While there are countless exciting enterprises exploring new tastes in the world of food and drink, Wales also has a strong and deep-rooted history of the more traditional milling of flour and baking of associated delights. One such relic of our humble past is Y Felin in St Dogmaels, which is one of the last remaining active water mills in the country. Stoneground flour is produced here, powered solely by the water wheel itself. Reflecting on this unique process almost makes appreciating baked goods even more special - and there is by no means a shortage of such goods in Wales! Baked by Mel, Brynmor Flapjacks, Calon Lan Cakes, Cradoc’s Savoury Biscuits, Popty Bakery, Siwgr a Sbeis, Terry’s Patisserie, Tregroes Waffles, Wiggies Bread, and Wilfreds Premium Welsh Bakes are just some of the tried and trusted names you can rely on when you want a doughy delight.
Support Local Livelihoods

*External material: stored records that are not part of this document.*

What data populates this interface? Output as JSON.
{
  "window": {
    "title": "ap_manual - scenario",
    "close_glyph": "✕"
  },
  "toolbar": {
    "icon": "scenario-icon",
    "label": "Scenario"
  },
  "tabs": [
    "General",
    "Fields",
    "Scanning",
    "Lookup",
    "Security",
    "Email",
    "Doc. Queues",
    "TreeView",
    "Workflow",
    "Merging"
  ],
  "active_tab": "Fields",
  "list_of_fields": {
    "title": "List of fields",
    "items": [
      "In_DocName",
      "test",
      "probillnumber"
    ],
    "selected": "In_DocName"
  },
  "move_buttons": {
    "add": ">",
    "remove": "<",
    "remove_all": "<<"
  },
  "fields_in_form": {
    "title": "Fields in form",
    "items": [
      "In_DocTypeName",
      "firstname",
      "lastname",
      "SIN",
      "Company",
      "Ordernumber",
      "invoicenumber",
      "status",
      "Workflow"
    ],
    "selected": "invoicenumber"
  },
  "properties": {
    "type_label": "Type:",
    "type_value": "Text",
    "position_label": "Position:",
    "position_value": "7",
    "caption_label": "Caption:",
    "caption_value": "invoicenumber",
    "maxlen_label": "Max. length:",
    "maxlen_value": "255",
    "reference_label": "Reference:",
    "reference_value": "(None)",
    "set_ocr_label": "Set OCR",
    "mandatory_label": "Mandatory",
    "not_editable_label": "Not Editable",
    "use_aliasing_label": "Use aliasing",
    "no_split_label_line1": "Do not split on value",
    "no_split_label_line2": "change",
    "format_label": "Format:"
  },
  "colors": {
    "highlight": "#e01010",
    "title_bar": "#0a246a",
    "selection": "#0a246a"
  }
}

The #LoveWalesLoveTaste#CaruCymruCaruBlas campaign is more than just a hashtag, it’s a movement. That national pride in our country can extend from a full heart to a full stomach too. Our beloved surroundings are more than just lovely to look at, they are the spirit and soul that quite literally sustains the Welsh people. We may be a small country, but we have dreamed big and better for generations when it comes to growing and cultivating our own produce. Each and every second taken to provide for our loved ones and each dinner table ritual should not be taken for granted - we should all take a moment to reflect on how much we Love Wales and Love Taste.